# [Data records]
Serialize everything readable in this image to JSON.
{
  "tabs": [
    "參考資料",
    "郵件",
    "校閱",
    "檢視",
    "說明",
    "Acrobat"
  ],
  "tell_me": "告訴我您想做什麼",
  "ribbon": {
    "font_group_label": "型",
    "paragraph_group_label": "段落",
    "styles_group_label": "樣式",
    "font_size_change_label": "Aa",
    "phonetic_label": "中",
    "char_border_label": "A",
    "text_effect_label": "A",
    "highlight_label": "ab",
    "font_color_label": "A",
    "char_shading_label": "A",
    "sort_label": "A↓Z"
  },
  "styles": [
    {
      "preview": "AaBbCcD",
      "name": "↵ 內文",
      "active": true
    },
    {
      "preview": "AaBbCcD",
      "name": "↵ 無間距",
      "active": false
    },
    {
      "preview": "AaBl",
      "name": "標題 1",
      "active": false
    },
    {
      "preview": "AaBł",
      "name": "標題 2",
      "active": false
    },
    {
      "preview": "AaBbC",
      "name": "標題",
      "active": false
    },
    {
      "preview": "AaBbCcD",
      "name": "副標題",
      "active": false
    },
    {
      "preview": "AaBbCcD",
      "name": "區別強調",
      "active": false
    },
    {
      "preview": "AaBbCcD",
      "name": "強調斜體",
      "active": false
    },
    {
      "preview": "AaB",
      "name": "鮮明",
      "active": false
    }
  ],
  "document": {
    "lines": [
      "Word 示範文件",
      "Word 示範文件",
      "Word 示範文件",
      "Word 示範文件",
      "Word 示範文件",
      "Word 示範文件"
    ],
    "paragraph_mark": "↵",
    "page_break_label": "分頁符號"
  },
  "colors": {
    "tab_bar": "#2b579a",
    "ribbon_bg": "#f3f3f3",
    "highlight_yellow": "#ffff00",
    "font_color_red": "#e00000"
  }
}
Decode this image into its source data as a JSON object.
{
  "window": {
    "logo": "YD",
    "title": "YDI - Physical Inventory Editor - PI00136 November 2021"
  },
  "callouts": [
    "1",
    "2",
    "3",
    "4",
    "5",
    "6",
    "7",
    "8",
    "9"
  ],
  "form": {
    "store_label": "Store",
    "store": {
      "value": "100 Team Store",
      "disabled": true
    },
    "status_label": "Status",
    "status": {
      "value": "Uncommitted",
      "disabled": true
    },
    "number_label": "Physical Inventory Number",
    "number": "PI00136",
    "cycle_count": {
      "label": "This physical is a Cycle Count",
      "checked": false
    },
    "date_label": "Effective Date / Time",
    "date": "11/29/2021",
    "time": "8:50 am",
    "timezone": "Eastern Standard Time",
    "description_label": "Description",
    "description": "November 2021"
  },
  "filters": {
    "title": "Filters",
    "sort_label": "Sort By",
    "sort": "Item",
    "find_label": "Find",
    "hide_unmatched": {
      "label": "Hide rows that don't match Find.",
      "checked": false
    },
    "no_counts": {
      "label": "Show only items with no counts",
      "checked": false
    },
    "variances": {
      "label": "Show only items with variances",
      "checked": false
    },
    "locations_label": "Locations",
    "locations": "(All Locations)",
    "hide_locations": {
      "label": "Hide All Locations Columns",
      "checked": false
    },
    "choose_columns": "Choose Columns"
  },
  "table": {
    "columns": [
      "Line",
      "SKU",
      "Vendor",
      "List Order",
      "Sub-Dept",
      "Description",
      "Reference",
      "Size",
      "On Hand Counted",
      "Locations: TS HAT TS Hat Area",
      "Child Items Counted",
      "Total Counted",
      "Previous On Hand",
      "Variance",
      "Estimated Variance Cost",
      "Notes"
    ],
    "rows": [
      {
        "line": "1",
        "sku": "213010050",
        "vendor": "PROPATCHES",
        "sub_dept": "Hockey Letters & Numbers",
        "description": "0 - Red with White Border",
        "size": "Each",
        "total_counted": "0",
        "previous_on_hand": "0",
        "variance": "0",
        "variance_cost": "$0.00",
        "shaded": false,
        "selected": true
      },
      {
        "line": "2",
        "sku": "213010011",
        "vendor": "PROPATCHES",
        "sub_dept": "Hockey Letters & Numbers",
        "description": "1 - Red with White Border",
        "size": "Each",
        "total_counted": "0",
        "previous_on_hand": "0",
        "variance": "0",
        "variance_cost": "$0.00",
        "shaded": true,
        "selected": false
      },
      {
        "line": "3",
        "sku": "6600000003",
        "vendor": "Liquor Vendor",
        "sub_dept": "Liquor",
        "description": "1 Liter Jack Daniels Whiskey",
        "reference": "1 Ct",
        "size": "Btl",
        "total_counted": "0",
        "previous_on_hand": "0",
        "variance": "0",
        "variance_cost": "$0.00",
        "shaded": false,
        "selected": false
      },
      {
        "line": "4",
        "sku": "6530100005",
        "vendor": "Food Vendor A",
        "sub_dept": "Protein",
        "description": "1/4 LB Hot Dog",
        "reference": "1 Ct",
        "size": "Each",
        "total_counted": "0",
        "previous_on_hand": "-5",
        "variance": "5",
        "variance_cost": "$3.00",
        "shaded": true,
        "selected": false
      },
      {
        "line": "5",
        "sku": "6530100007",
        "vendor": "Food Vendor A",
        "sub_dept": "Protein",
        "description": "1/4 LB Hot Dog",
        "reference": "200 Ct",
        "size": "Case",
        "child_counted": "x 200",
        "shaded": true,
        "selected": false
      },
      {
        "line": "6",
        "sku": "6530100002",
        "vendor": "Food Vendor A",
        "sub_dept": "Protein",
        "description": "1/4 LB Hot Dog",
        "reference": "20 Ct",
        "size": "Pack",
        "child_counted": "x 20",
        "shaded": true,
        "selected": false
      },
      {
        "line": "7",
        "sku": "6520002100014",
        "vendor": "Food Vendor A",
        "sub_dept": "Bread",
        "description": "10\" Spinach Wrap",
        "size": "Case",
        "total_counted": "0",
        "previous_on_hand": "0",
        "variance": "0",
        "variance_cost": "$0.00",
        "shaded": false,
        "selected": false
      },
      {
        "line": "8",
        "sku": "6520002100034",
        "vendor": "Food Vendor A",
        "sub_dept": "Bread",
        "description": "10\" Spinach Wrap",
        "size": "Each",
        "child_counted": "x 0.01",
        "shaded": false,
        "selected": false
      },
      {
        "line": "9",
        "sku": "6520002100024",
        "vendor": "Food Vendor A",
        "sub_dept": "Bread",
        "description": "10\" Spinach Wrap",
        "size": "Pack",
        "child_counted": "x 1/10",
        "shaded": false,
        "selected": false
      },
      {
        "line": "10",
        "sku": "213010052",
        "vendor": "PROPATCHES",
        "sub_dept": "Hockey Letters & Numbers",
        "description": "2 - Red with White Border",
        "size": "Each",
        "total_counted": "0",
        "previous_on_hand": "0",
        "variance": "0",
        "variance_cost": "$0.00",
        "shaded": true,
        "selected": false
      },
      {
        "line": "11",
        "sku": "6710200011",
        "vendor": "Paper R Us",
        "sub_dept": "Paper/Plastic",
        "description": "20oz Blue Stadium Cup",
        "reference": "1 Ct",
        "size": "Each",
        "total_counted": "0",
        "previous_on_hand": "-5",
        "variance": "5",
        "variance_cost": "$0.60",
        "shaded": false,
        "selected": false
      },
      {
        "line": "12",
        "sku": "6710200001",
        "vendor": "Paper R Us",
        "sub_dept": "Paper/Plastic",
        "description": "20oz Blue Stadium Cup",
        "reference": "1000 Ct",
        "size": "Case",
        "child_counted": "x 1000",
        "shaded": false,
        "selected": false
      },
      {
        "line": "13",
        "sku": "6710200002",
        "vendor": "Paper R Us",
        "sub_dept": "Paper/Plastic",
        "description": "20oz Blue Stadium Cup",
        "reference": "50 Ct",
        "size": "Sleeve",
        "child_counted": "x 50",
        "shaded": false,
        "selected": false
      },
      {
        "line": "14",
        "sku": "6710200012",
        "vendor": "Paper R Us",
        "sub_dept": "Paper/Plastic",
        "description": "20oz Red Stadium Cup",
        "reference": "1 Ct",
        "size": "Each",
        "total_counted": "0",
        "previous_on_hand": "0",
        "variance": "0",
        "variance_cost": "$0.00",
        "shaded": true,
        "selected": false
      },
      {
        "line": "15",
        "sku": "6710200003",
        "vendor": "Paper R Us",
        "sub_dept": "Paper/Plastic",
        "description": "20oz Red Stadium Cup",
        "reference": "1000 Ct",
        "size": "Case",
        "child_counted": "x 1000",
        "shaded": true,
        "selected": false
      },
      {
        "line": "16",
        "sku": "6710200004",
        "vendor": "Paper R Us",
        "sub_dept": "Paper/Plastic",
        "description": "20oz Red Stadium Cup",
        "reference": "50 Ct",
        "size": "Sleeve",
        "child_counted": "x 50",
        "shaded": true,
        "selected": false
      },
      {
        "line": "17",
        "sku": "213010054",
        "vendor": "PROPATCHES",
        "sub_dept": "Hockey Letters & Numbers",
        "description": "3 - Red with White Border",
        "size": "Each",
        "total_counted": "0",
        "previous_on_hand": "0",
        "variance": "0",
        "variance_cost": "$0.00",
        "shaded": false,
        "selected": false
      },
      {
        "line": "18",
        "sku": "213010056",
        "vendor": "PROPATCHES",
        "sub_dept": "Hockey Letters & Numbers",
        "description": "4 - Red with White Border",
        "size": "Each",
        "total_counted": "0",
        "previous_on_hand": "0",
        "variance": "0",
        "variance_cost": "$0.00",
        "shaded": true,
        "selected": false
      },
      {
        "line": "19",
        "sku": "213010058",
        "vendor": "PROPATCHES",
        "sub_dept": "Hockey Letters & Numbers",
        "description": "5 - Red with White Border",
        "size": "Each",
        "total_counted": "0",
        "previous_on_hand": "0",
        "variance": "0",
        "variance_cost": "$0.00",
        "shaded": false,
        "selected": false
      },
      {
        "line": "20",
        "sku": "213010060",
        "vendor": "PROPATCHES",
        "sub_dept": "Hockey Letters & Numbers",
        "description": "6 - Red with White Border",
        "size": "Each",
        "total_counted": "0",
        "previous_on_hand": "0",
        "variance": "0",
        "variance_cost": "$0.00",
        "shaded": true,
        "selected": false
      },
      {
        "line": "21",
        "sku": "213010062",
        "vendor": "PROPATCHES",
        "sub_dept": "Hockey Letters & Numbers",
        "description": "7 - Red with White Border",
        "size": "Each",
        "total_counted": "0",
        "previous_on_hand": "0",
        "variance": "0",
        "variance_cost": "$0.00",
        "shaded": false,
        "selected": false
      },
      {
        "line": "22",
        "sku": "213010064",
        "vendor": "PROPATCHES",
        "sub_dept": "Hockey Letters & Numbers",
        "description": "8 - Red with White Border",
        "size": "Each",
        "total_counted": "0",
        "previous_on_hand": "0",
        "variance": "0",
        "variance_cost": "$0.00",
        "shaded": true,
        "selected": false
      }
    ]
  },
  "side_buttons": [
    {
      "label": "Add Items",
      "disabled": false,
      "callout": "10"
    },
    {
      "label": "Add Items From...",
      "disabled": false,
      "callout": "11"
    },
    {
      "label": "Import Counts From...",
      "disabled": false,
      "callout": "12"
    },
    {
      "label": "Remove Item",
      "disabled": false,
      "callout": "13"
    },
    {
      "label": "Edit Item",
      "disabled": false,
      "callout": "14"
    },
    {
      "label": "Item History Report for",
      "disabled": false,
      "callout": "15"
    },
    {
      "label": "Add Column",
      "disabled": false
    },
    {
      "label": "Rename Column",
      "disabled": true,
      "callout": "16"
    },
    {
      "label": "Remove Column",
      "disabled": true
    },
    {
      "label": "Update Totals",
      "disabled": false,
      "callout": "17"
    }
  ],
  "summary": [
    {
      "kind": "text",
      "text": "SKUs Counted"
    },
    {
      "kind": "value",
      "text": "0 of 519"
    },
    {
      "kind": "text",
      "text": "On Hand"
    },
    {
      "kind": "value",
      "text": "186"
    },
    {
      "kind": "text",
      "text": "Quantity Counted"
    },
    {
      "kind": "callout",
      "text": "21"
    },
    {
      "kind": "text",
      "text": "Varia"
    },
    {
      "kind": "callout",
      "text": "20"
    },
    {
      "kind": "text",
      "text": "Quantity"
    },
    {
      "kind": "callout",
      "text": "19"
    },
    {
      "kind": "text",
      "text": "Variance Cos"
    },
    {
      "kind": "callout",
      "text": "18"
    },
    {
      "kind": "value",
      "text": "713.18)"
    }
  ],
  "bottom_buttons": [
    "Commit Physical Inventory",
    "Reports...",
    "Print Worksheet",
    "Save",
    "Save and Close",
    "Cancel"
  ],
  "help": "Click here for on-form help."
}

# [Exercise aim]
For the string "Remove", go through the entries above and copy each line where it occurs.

# [Solution to the problem]
      "label": "Remove Item",
      "label": "Remove Column",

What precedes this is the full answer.